Our Account Director Jaspreet Japper, is the second to share in our Web Summit hot topics series, reflecting on the some of the most influential speakers globally on how you can cut through the noise.
Attending the Web Summit in Lisbon was eye opening as it showcased the breadth and depth of the world we live in today. From talks about branding and leveraging technology in your marketing strategy, to tips on how to work in a hybrid world, it’s safe to say that this event put the whole world in perspective and it’s not slowing down any time soon.
The tech world is becoming the everyday which can be overwhelming and complicated, particularly to those that only see a persistent ad following them around on the internet. On the flip side, advertisers and brands are sat on a pot of gold but can sometimes lose sight of what they originally set out to do for either their brand or marketing strategy. Branding and executing a marketing strategy in a noisy environment, where you are faced with a wealth of audiences and touch points across the web can be overwhelming. Many of the speakers at the Web Summit advocated simplicity to help cut through the noise.
Let’s start with your brand. Mohammed Ballout (CEO, Kitpoi), Edith Harbaugh (Co Founder and CEO, Launch Darkly) and Annie Shea Weckesser (CMO, Uniphore) stressed that creating a brand that is simple in style and messaging is important. If you pick the most intricate font, you’re going to struggle develop a logo that’s legible. Sounding complicated meant you knew what you were talking about. Today, keep it simple so your audience can relate and most certainly don’t just do it for the ‘gram’ (we’ll come on to the authenticity part later). Your brand should not only reflect the product/service being offered but the inner workings of your business. Get everyone involved from marketing to HR to portray your inner ‘wow’.
To add an air of relevancy to your brand, some might fall into the trap of attaching a purpose to their brand to appeal to a generation who are impacted by social and political issues without detailed thought on what they want this to be. You will have seen fast fashion brands coming out with their ‘sustainable’ line of clothes being coined as Greenwashing with other brands like Patagonia taking it a step further by donating their profits to climate change. Khanh Huynh-Kuerzinger (Head of Brand & Senior VP, Siemens) suggests that a brand’s purpose should underpin the business in every aspect and Joe Wade (Founding Partner, Don’t Panic) suggests that it’s not enough to only make profit in today’s world. They continue to discuss how brand, and social purpose can be interchangeable but not always. Cultivating this balance is key to remaining relevant in a noisy world.

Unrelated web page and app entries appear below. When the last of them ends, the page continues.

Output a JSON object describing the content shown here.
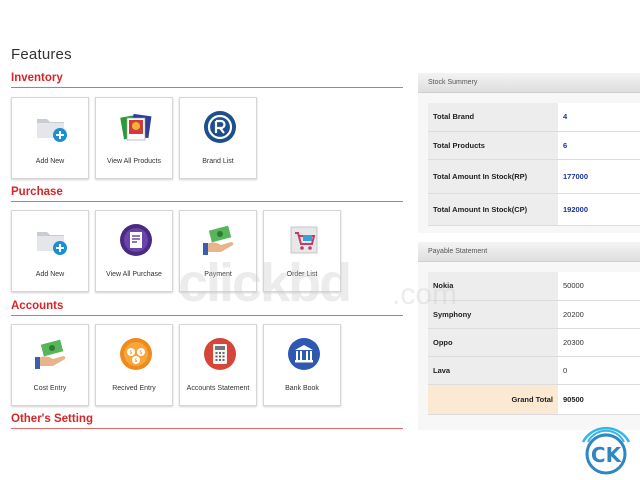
{
  "page": {
    "title": "Features"
  },
  "sections": [
    {
      "title": "Inventory",
      "tiles": [
        {
          "label": "Add New",
          "icon": "folder-add-icon"
        },
        {
          "label": "View All Products",
          "icon": "photos-icon"
        },
        {
          "label": "Brand List",
          "icon": "registered-icon"
        }
      ]
    },
    {
      "title": "Purchase",
      "tiles": [
        {
          "label": "Add New",
          "icon": "folder-add-icon"
        },
        {
          "label": "View All Purchase",
          "icon": "purchase-icon"
        },
        {
          "label": "Payment",
          "icon": "cash-hand-icon"
        },
        {
          "label": "Order List",
          "icon": "cart-icon"
        }
      ]
    },
    {
      "title": "Accounts",
      "tiles": [
        {
          "label": "Cost Entry",
          "icon": "cash-hand-icon"
        },
        {
          "label": "Recived Entry",
          "icon": "coins-icon"
        },
        {
          "label": "Accounts Statement",
          "icon": "calculator-icon"
        },
        {
          "label": "Bank Book",
          "icon": "bank-icon"
        }
      ]
    },
    {
      "title": "Other's Setting",
      "tiles": []
    }
  ],
  "stock_summary": {
    "title": "Stock Summery",
    "rows": [
      {
        "label": "Total Brand",
        "value": "4"
      },
      {
        "label": "Total Products",
        "value": "6"
      },
      {
        "label": "Total Amount In Stock(RP)",
        "value": "177000"
      },
      {
        "label": "Total Amount In Stock(CP)",
        "value": "192000"
      }
    ]
  },
  "payable_statement": {
    "title": "Payable Statement",
    "rows": [
      {
        "label": "Nokia",
        "value": "50000"
      },
      {
        "label": "Symphony",
        "value": "20200"
      },
      {
        "label": "Oppo",
        "value": "20300"
      },
      {
        "label": "Lava",
        "value": "0"
      }
    ],
    "total": {
      "label": "Grand Total",
      "value": "90500"
    }
  },
  "watermark": {
    "text": "clickbd",
    "suffix": ".com",
    "logo_text": "CK"
  },
  "colors": {
    "accent": "#d7262a",
    "link_value": "#1a3399",
    "total_bg": "#fbe9d3"
  }
}
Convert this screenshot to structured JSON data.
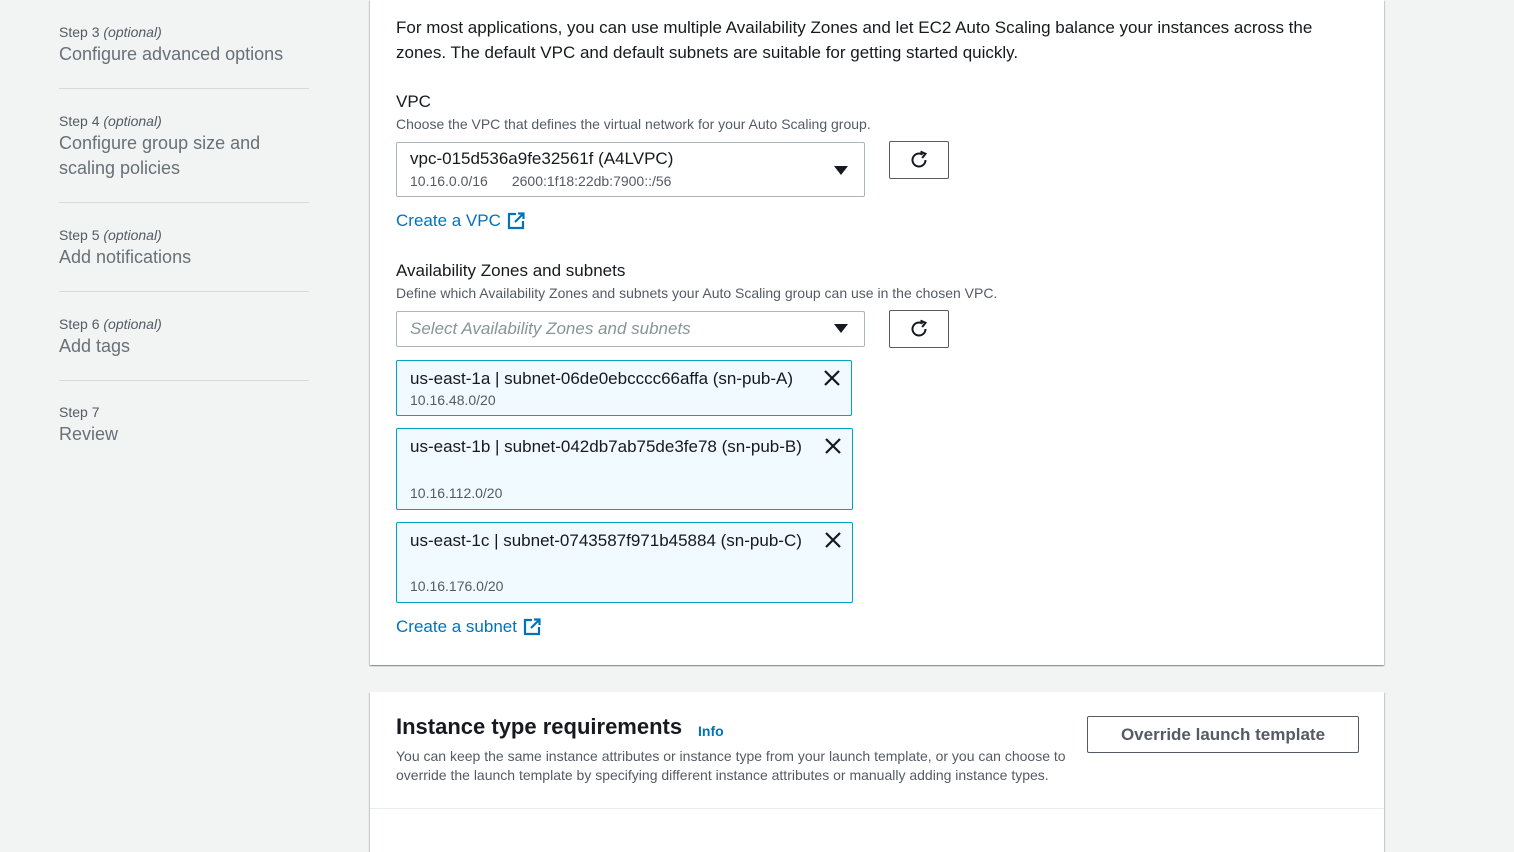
{
  "steps": [
    {
      "num": "Step 3",
      "optional": "(optional)",
      "title": "Configure advanced options"
    },
    {
      "num": "Step 4",
      "optional": "(optional)",
      "title": "Configure group size and scaling policies"
    },
    {
      "num": "Step 5",
      "optional": "(optional)",
      "title": "Add notifications"
    },
    {
      "num": "Step 6",
      "optional": "(optional)",
      "title": "Add tags"
    },
    {
      "num": "Step 7",
      "optional": "",
      "title": "Review"
    }
  ],
  "network": {
    "intro": "For most applications, you can use multiple Availability Zones and let EC2 Auto Scaling balance your instances across the zones. The default VPC and default subnets are suitable for getting started quickly.",
    "vpc": {
      "label": "VPC",
      "description": "Choose the VPC that defines the virtual network for your Auto Scaling group.",
      "selected": "vpc-015d536a9fe32561f (A4LVPC)",
      "ipv4": "10.16.0.0/16",
      "ipv6": "2600:1f18:22db:7900::/56",
      "create_link": "Create a VPC"
    },
    "subnets": {
      "label": "Availability Zones and subnets",
      "description": "Define which Availability Zones and subnets your Auto Scaling group can use in the chosen VPC.",
      "placeholder": "Select Availability Zones and subnets",
      "tokens": [
        {
          "title": "us-east-1a | subnet-06de0ebcccc66affa (sn-pub-A)",
          "cidr": "10.16.48.0/20"
        },
        {
          "title": "us-east-1b | subnet-042db7ab75de3fe78 (sn-pub-B)",
          "cidr": "10.16.112.0/20"
        },
        {
          "title": "us-east-1c | subnet-0743587f971b45884 (sn-pub-C)",
          "cidr": "10.16.176.0/20"
        }
      ],
      "create_link": "Create a subnet"
    }
  },
  "instance_type": {
    "header": "Instance type requirements",
    "info": "Info",
    "description": "You can keep the same instance attributes or instance type from your launch template, or you can choose to override the launch template by specifying different instance attributes or manually adding instance types.",
    "override_button": "Override launch template"
  },
  "colors": {
    "link": "#0073bb",
    "token_border": "#00a1c9",
    "token_bg": "#f1faff"
  }
}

Naturally, with relevancy comes criticism about how authentic a brand is. As people are faced with many sources claiming to be true, users are becoming more in tune with what they are consuming and how trusted it is. Some advertisers will see an easy fix to this problem: the use of influencers to validate their ‘authenticity’. However, Becca Bahrke (CEO & Co Founder, Illuminate Social) and Madi B Webb (Creator, Madibwebb) argue that influencers should not be treated as media spend with instant gain but should aid the development of a meaningful connection with your audience over time. If a consumer sees an influencer that resonates, its likely they will trust your brand.
To further your brand, you’ll need to turn your attention to your marketing strategy. In today’s world, this means one thing: data, data, data. This sounds scary but for advertisers this means knowing the most about your audience. You could have the most attention-grabbing brand but if you’re pitching to the wrong person or group, it’s likely you won’t gain the traction you hoped for. But you might say, with users searching and consuming content on various platforms, where do I begin?
Capturing data and leveraging this in your marketing strategy doesn’t just mean waiting for users to accept cookies on every website or app and subsequently targeting them with Paid ads. The savvy part is how can you use that same data to drive meaningful business decisions. For example, Pierre Yves Calloc’h (Chief Digital Officer at Pernond Ricard) and Jessica Apotheker (CMO at Boston Consulting Group) used AI technology and marketing mix modelling for Jameson whiskey to estimate the impact of various marketing tactics on sales and then predict the probability of future impact of different sets of tactics. Starting with this allows you to decide where your focuses should be. Should it be on social channels, such as Instagram and Tik Tok, or Digital Out of Home – the list is ever changing. Using technology to drive these decisions will help future proof your marketing strategy, as the changing of the world will help guide your strategy and consistency across each consumer touch point.
This is the tip of the iceberg when it comes to branding and marketing in a noisy world but the common theme here is keep it simple, meaningful, and relevant. Don’t be afraid to use the power of data to deepen your understanding of your consumers and help tailor your strategy to areas that will drive the most impact. Technology is not going anywhere so use it to your advantage.
If you’d like to find out how we can support with your creative or digital performance strategies, then slide into our DM's.